** Working data follows **
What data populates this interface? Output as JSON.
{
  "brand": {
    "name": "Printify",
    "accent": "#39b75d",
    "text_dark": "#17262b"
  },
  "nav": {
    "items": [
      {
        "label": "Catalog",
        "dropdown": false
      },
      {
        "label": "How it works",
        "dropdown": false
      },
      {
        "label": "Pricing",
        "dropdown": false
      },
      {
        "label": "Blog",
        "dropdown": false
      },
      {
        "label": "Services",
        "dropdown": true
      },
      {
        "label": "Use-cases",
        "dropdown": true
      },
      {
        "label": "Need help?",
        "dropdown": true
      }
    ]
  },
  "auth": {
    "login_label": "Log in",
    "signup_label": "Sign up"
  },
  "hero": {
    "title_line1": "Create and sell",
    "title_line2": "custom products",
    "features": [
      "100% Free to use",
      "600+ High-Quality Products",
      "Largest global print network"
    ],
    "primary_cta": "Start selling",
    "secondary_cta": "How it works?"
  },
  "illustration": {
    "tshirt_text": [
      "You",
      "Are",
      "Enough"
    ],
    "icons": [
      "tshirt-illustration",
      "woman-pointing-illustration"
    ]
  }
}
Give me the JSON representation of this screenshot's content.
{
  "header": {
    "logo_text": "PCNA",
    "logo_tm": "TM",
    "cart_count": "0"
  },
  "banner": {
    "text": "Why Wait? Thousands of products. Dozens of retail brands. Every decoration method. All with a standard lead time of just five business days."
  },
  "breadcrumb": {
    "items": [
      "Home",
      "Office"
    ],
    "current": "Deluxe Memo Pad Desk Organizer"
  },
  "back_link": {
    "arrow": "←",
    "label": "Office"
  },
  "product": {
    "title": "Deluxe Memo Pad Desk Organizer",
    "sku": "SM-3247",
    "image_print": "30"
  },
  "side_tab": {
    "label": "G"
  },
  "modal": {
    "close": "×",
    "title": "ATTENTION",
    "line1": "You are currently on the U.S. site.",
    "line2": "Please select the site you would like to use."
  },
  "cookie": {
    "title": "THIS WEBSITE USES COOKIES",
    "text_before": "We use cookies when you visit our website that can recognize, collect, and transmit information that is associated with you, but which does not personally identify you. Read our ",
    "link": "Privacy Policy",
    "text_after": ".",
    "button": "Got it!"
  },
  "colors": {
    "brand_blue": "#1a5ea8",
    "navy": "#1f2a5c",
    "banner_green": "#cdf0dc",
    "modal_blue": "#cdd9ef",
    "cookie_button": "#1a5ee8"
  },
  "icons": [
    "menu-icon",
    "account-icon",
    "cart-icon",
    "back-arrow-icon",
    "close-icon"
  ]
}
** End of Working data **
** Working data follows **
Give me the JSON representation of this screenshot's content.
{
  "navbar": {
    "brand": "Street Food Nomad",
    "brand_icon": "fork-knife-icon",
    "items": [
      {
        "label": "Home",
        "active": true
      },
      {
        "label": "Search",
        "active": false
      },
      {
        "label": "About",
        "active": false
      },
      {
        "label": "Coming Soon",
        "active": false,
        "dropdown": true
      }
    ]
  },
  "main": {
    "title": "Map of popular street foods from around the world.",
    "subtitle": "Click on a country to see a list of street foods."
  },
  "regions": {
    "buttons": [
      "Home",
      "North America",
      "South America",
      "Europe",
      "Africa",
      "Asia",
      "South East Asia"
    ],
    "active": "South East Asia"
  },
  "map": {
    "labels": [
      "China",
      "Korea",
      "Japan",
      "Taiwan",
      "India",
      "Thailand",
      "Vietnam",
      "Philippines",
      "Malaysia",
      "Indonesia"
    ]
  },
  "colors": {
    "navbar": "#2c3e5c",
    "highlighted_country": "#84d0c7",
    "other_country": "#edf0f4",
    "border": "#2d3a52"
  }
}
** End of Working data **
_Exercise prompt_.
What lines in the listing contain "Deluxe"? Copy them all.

_Solution to this problem_.
    "current": "Deluxe Memo Pad Desk Organizer"
    "title": "Deluxe Memo Pad Desk Organizer",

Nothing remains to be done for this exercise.